Rhabdomyosarcoma is an aggressive childhood malignancy, accounting for more than 50 of all soft-tissue sarcomas in children. Even with extensive therapy, the survival rate among alveolar rhabdomyosarcoma patients with advanced disease is only 20. The receptor tyrosine kinase Epidermal Growth Factor Receptor (EGFR) has been found to be expressed and activated in human rhabdomyosarcomas. In this study we have used a genetically engineered mouse model for alveolar rhabdomyosarcoma (ARMS) which faithfully recapitulates the human disease by activating the pathognomic Pax3:Fkhr fusion gene and inactivating p53 in the maturing myoblasts. We have demonstrated that tumors from our mouse model of alveolar rhabdomyosarcoma express EGFR at both the mRNA and protein levels. We then tested the EGFR inhibitor, Erlotinib, for its efficacy in this mouse model of alveolar rhabdomyosarcoma. Surprisingly, Erlotinib had no effect on tumor progression, yet mice treated with Erlotinib showed 10-20 loss of body weight. These results suggest that EGFR might not be an a priori monotherapy target in alveolar rhabdomyosarcoma.

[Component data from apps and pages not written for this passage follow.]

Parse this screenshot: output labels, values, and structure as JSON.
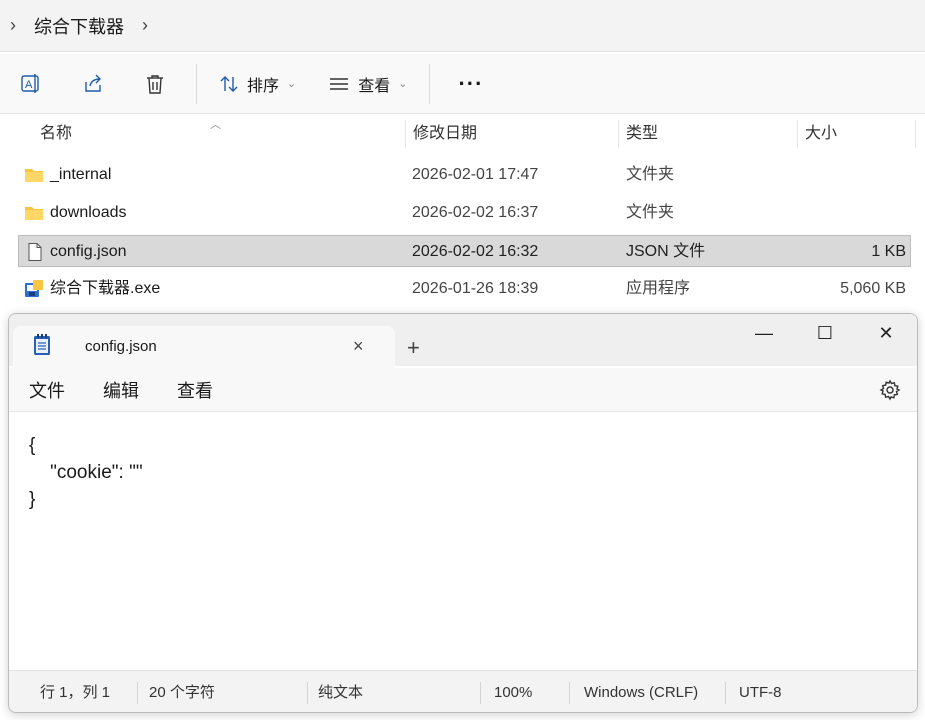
{
  "explorer": {
    "breadcrumb": {
      "current": "综合下载器"
    },
    "toolbar": {
      "sort_label": "排序",
      "view_label": "查看",
      "more_label": "···"
    },
    "columns": {
      "name": "名称",
      "date": "修改日期",
      "type": "类型",
      "size": "大小"
    },
    "files": [
      {
        "name": "_internal",
        "date": "2026-02-01 17:47",
        "type": "文件夹",
        "size": "",
        "icon": "folder-icon"
      },
      {
        "name": "downloads",
        "date": "2026-02-02 16:37",
        "type": "文件夹",
        "size": "",
        "icon": "folder-icon"
      },
      {
        "name": "config.json",
        "date": "2026-02-02 16:32",
        "type": "JSON 文件",
        "size": "1 KB",
        "icon": "file-icon",
        "selected": true
      },
      {
        "name": "综合下载器.exe",
        "date": "2026-01-26 18:39",
        "type": "应用程序",
        "size": "5,060 KB",
        "icon": "app-icon"
      }
    ]
  },
  "notepad": {
    "tab_title": "config.json",
    "tab_close": "×",
    "new_tab": "+",
    "window": {
      "minimize": "—",
      "maximize": "☐",
      "close": "✕"
    },
    "menu": {
      "file": "文件",
      "edit": "编辑",
      "view": "查看"
    },
    "content": "{\n    \"cookie\": \"\"\n}",
    "status": {
      "position": "行 1，列 1",
      "chars": "20 个字符",
      "format": "纯文本",
      "zoom": "100%",
      "line_ending": "Windows (CRLF)",
      "encoding": "UTF-8"
    }
  },
  "colors": {
    "folder": "#f6c544",
    "selection": "#d9d9d9"
  }
}
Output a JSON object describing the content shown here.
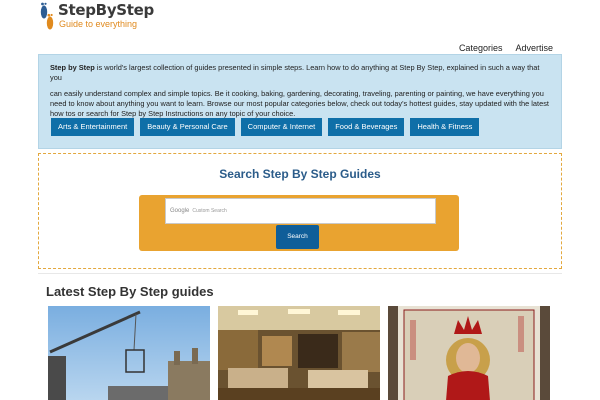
{
  "logo": {
    "title": "StepByStep",
    "tagline": "Guide to everything"
  },
  "topnav": {
    "categories": "Categories",
    "advertise": "Advertise"
  },
  "intro": {
    "brand": "Step by Step",
    "line1": " is world's largest collection of guides presented in simple steps. Learn how to do anything at Step By Step, explained in such a way that you",
    "paragraph2": "can easily understand complex and simple topics. Be it cooking, baking, gardening, decorating, traveling, parenting or painting, we have everything you need to know about anything you want to learn. Browse our most popular categories below, check out today's hottest guides, stay updated with the latest how tos or search for Step by Step Instructions on any topic of your choice."
  },
  "categories": [
    "Arts & Entertainment",
    "Beauty & Personal Care",
    "Computer & Internet",
    "Food & Beverages",
    "Health & Fitness"
  ],
  "search": {
    "title": "Search Step By Step Guides",
    "google_label": "Google",
    "placeholder": "Custom Search",
    "button": "Search"
  },
  "latest": {
    "title": "Latest Step By Step guides"
  },
  "colors": {
    "intro_bg": "#c9e3f1",
    "category_button": "#0f6fa8",
    "search_panel": "#e9a330",
    "search_title": "#2b5c8a",
    "logo_accent": "#e08a1e"
  }
}
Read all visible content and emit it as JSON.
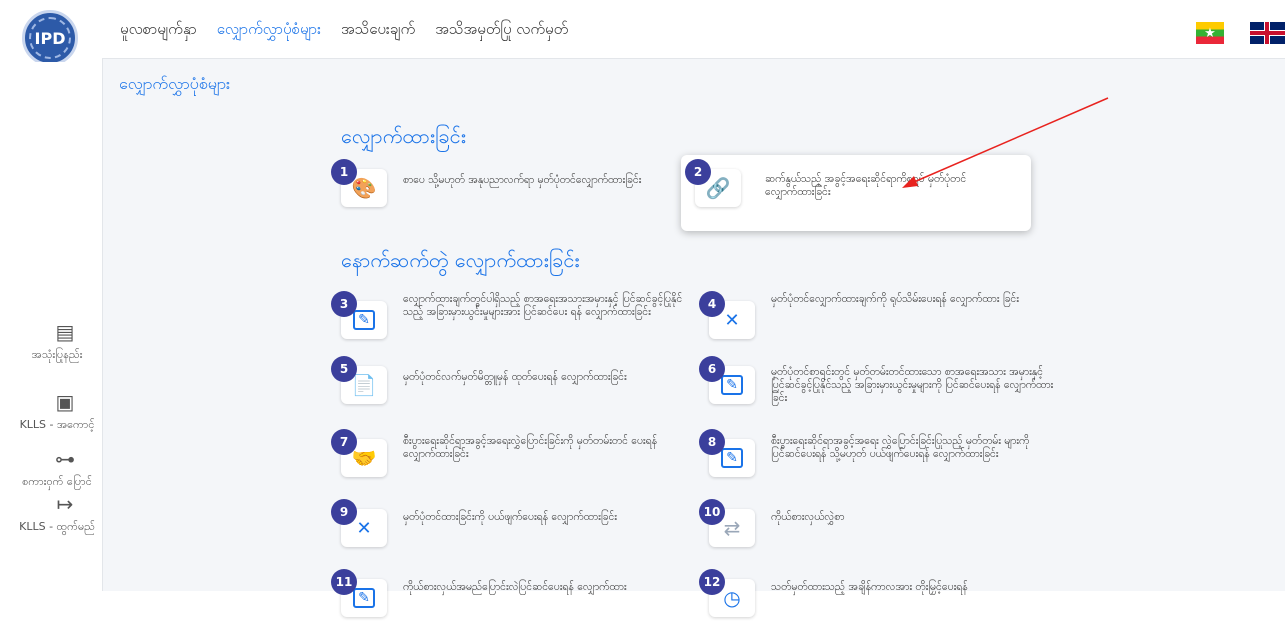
{
  "header": {
    "logo_text": "IPD",
    "nav": [
      {
        "label": "မူလစာမျက်နှာ",
        "active": false
      },
      {
        "label": "လျှောက်လွှာပုံစံများ",
        "active": true
      },
      {
        "label": "အသိပေးချက်",
        "active": false
      },
      {
        "label": "အသိအမှတ်ပြု လက်မှတ်",
        "active": false
      }
    ]
  },
  "sidebar": {
    "items": [
      {
        "icon": "book-icon",
        "label": "အသုံးပြုနည်း"
      },
      {
        "icon": "id-card-icon",
        "label": "KLLS - အကောင့်"
      },
      {
        "icon": "key-icon",
        "label": "စကားဝှက် ပြောင်"
      },
      {
        "icon": "logout-icon",
        "label": "KLLS - ထွက်မည်"
      }
    ]
  },
  "main": {
    "page_title": "လျှောက်လွှာပုံစံများ",
    "section_filing": "လျှောက်ထားခြင်း",
    "section_subsequent": "နောက်ဆက်တွဲ လျှောက်ထားခြင်း",
    "services": [
      {
        "num": "1",
        "icon": "palette-icon",
        "text": "စာပေ သို့မဟုတ် အနုပညာလက်ရာ မှတ်ပုံတင်လျှောက်ထားခြင်း"
      },
      {
        "num": "2",
        "icon": "link-icon",
        "text": "ဆက်နွယ်သည့် အခွင့်အရေးဆိုင်ရာကိစ္စရပ် မှတ်ပုံတင် လျှောက်ထားခြင်း"
      },
      {
        "num": "3",
        "icon": "edit-icon",
        "text": "လျှောက်ထားချက်တွင်ပါရှိသည့် စာအရေးအသားအမှားနှင့် ပြင်ဆင်ခွင့်ပြုနိုင်သည့် အခြားမှားယွင်းမှုများအား ပြင်ဆင်ပေး ရန် လျှောက်ထားခြင်း"
      },
      {
        "num": "4",
        "icon": "cancel-icon",
        "text": "မှတ်ပုံတင်လျှောက်ထားချက်ကို ရုပ်သိမ်းပေးရန် လျှောက်ထား ခြင်း"
      },
      {
        "num": "5",
        "icon": "document-icon",
        "text": "မှတ်ပုံတင်လက်မှတ်မိတ္တူမှန် ထုတ်ပေးရန် လျှောက်ထားခြင်း"
      },
      {
        "num": "6",
        "icon": "edit-icon",
        "text": "မှတ်ပုံတင်စာရင်းတွင် မှတ်တမ်းတင်ထားသော စာအရေးအသား အမှားနှင့် ပြင်ဆင်ခွင့်ပြုနိုင်သည့် အခြားမှားယွင်းမှုများကို ပြင်ဆင်ပေးရန် လျှောက်ထားခြင်း"
      },
      {
        "num": "7",
        "icon": "handshake-icon",
        "text": "စီးပွားရေးဆိုင်ရာအခွင့်အရေးလွှဲပြောင်းခြင်းကို မှတ်တမ်းတင် ပေးရန်လျှောက်ထားခြင်း"
      },
      {
        "num": "8",
        "icon": "edit-icon",
        "text": "စီးပွားရေးဆိုင်ရာအခွင့်အရေး လွှဲပြောင်းခြင်းပြုသည့် မှတ်တမ်း များကို ပြင်ဆင်ပေးရန် သို့မဟုတ် ပယ်ဖျက်ပေးရန် လျှောက်ထားခြင်း"
      },
      {
        "num": "9",
        "icon": "cancel-icon",
        "text": "မှတ်ပုံတင်ထားခြင်းကို ပယ်ဖျက်ပေးရန် လျှောက်ထားခြင်း"
      },
      {
        "num": "10",
        "icon": "representative-icon",
        "text": "ကိုယ်စားလှယ်လွှဲစာ"
      },
      {
        "num": "11",
        "icon": "edit-icon",
        "text": "ကိုယ်စားလှယ်အမည်ပြောင်းလဲပြင်ဆင်ပေးရန် လျှောက်ထား"
      },
      {
        "num": "12",
        "icon": "clock-icon",
        "text": "သတ်မှတ်ထားသည့် အချိန်ကာလအား တိုးမြှင့်ပေးရန်"
      }
    ]
  },
  "colors": {
    "accent": "#1a73e8",
    "badge": "#3b3f9c",
    "annotation_arrow": "#e8231f"
  }
}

|Original language||English (US)|
|State||Published - 2011|
ASJC Scopus subject areas
- Radiology Nuclear Medicine and imaging